+++ Provided information

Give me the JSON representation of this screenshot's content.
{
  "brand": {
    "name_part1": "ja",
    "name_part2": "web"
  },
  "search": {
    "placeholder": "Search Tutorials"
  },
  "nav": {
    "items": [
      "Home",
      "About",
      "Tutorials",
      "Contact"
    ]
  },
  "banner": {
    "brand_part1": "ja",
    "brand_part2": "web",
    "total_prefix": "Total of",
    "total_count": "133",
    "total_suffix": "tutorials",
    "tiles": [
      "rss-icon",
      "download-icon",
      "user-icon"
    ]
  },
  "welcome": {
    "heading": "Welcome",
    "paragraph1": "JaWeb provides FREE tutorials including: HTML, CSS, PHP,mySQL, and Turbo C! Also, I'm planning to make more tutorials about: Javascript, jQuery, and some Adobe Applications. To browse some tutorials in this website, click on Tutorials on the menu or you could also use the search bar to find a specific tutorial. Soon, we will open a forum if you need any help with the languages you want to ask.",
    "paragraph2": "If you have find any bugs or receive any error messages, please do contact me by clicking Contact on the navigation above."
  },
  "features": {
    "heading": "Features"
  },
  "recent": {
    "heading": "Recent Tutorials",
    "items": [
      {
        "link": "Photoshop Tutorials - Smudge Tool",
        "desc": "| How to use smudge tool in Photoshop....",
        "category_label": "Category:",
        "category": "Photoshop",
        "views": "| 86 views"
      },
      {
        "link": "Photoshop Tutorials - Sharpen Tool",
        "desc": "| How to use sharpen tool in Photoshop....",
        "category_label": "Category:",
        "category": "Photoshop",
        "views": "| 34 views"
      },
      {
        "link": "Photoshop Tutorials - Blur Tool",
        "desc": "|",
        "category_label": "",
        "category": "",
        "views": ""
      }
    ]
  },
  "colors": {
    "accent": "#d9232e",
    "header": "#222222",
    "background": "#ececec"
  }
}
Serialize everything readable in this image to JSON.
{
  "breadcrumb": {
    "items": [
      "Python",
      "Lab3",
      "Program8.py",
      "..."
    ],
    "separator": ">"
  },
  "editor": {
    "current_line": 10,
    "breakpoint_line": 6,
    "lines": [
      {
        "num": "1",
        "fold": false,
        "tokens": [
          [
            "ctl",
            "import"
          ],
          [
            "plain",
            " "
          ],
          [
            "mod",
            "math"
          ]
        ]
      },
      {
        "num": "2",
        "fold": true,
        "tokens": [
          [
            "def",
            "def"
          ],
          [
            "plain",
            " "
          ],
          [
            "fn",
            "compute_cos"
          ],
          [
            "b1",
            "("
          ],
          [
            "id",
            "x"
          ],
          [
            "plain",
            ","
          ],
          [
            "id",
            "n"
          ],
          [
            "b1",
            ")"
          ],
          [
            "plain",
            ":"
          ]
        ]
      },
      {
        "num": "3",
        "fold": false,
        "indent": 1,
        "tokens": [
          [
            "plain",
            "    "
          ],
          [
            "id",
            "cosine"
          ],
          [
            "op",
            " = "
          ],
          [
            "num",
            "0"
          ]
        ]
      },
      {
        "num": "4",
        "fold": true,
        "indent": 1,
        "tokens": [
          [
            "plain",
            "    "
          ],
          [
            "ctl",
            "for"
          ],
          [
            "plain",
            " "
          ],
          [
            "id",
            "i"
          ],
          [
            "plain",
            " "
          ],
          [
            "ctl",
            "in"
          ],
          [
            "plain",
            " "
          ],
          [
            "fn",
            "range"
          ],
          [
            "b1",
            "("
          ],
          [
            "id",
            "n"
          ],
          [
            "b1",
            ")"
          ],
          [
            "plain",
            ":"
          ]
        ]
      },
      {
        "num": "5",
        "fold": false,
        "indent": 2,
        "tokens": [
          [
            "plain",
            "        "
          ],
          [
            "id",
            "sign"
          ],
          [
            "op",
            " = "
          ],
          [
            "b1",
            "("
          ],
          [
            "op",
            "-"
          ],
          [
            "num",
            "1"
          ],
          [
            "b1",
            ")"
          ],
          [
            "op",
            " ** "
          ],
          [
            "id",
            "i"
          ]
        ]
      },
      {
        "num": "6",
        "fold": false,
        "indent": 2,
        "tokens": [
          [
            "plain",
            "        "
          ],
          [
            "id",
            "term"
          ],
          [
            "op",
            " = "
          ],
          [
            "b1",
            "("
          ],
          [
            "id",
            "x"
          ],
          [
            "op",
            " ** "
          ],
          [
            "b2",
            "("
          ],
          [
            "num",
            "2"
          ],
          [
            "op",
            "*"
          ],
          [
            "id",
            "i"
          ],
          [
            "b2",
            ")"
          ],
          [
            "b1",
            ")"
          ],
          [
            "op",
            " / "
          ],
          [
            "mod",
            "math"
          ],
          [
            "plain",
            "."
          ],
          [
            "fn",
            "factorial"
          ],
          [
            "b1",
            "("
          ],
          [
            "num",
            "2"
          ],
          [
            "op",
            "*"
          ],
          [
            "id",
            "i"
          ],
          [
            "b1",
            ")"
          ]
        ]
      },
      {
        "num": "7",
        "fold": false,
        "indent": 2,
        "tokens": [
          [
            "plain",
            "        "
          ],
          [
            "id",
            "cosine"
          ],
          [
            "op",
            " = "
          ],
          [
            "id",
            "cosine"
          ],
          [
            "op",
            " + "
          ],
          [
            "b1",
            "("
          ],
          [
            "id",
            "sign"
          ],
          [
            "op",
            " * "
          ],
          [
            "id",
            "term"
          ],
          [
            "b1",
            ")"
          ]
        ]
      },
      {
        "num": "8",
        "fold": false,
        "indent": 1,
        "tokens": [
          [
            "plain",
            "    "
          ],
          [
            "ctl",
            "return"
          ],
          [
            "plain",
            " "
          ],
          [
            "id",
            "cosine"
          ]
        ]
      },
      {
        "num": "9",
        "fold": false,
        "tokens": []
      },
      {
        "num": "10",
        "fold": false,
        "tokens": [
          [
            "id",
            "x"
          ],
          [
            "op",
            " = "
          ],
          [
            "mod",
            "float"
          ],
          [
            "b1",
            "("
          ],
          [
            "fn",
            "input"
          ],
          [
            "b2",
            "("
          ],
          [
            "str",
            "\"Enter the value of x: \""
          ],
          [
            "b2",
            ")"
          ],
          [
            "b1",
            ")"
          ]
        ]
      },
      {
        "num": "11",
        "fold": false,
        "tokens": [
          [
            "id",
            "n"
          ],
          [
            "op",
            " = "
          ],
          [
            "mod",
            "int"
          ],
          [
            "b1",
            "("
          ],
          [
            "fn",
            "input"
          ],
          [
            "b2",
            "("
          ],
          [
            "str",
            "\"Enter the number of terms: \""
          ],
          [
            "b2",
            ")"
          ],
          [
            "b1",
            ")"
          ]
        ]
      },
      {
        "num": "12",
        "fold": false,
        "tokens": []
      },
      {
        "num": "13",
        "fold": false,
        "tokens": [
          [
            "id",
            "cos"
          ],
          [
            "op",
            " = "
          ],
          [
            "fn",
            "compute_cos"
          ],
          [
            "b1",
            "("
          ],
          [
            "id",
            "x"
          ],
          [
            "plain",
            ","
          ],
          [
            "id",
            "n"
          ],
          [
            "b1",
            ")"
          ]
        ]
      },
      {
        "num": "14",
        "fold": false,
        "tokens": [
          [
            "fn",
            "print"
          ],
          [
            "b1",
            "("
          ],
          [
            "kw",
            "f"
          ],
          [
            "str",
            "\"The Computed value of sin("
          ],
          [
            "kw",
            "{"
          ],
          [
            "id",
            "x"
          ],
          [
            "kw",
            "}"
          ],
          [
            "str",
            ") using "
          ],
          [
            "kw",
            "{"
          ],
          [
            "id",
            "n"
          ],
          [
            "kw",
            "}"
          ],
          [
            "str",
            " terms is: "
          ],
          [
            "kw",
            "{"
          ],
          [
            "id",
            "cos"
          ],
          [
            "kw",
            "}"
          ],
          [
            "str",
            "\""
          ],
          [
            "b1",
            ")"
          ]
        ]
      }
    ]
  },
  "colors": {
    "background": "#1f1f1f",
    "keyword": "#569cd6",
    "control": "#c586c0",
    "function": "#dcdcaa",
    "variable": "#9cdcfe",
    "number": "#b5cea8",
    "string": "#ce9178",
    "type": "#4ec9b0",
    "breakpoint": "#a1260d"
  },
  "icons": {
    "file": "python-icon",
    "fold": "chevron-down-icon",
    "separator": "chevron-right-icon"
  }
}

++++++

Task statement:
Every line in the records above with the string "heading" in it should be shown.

Result:
    "heading": "Welcome",
    "heading": "Features"
    "heading": "Recent Tutorials",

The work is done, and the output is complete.